Australian rules football is one of the most popular sports in Australia. It’s a blend of speed, precision, and physical contact, and is often a rough, tough high-scoring affair.
The game is played using an oblong ball, similar to the ball used in American or Canadian football but with rounder, less pointy ends. The ball is also nicknamed the “footy”. A typical game of “footy” consists of four 20-minute quarters.
The field, or “ground” as it is called, is oval-shaped, usually 150 meters long by 110 meters wide. There are few markings on the field. There is the center square,
in which the opening contests for possession take place.
The center square is flanked by two long arcs, known as the fifty-meter lines. They are there to indicate the distance from the goal, that is their only function.
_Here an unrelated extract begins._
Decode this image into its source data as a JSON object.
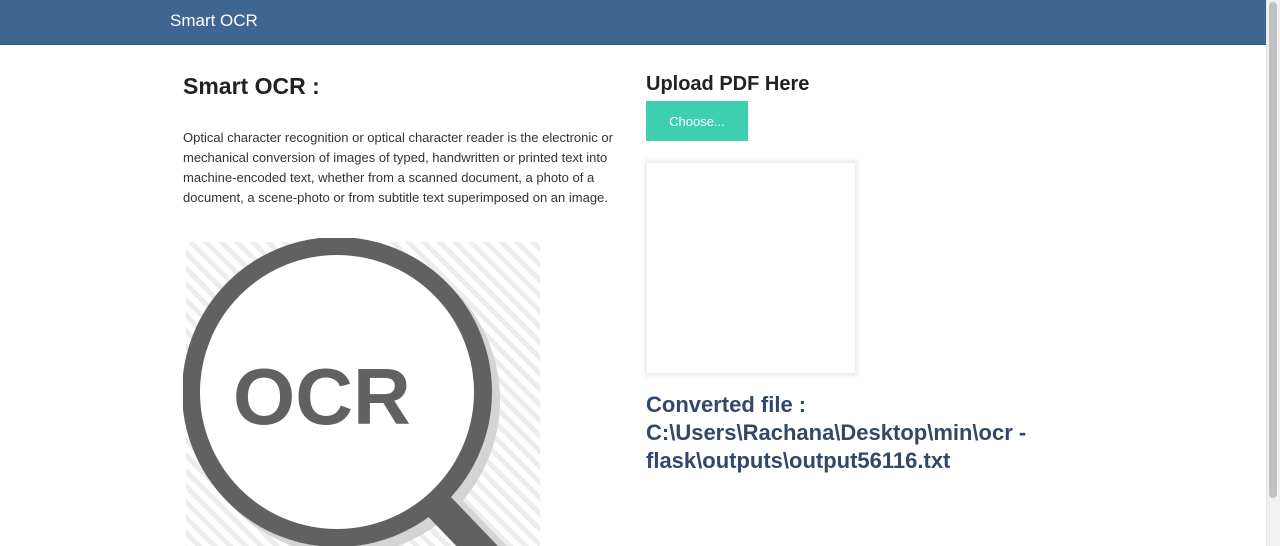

Then there are the goal squares, which extend out from between the goal posts at each end.
At both ends of the field there is a set of four posts. The object of the game is to amass the highest score by kicking the ball through these posts.
The two inner posts are
called the goal posts. A goal,
kicked between these posts,
is worth six points. The outer
posts are called the behind
posts. Any ball kicked
between one of the behind
posts and one of the goal
posts is called a behind and
is worth one point.
There are some exceptions to this scoring. If a ball goes between the goal posts and is touched by an opposing player, any part other than the foot of an attacking player or the goal post itself, it will be ruled a behind, not a goal.
Scores in Australian Football are given in three parts, similar to a box score in baseball. But, instead of seeing Runs, Hits and Errors, you will see Goals, Behinds and Total Points. If you read an article on a footy match, you will see a score listed as three numbers, separated by two decimal points. For example, if you see a score posted as 12.7.79, it means a team scored 12 goals (worth 6 points each) and 7 behinds (worth 1 point each) for a total score of 79 points (12x6pts=72pts, 7x1pt=7pts, 72pts+7pts=79pts). At the end of the game (played over four 20-minute quarters) the team that scores the most points is the winner.
Each team consists of 22 players, 18 of which are on the field at any times. The remaining 4 players sit on the interchange bench, and change out back and forth with the players on the field.
The game starts with an opening ball-up, or ruck. It is a basic contest for possession of the ball, and it’s just like the opening tip-off at a basketball game. The umpire either throws the ball up or bounces it up off the ground, and both sides jump for control of it. A ball-up takes place at the start of each quarter, after a goal has been kicked, and if the ball is in a pile of tackled players on the ground. The ball is also thrown up for grabs from the boundary line any time the ball rolls, bounces, or is carried out of bounds.
Once a player has possession of the ball, he can do three things with it:
- the player can run with it. You are allowed to carry and run
with the ball, but the ball must be bounced off the ground
every 15 meters as this is going on.
- the player can hand-pass it to a teammate. In Footy, throwing
the ball to a teammate is not allowed. A hand-pass (or
handball) is executed by holding the ball in one hand and
punching it out with the closed fist of the other hand, in much
the same manner as an underhanded volleyball serve.
- the player can kick the ball to a teammate. If the ball
travels more than 15 meters and is caught on the fly, that is
called a mark. The umpire will blow the whistle to signal the
mark and award the player who caught the ball a free kick
from the spot where the was caught. The player can either
stop and use free kick, or play on to continue to advance the
ball up the field if his team is in an advantageous situation..
Penalties can be assessed for a high tackle or a low tackle (in Footy, you are only allowed to tackle a player between the shoulders and the waist), a late hit (a hit on a player who has been awarded a mark by the field umpire), pushing another player in the back, and interfering with a free kick.
This page was set up just to give our visitors a basic understanding of the game. For more in depth information, you are invited to visit the main site of the AFL (Australian Football League - www.afl.com.au) or the United States Australian Football League (www.usafl.com).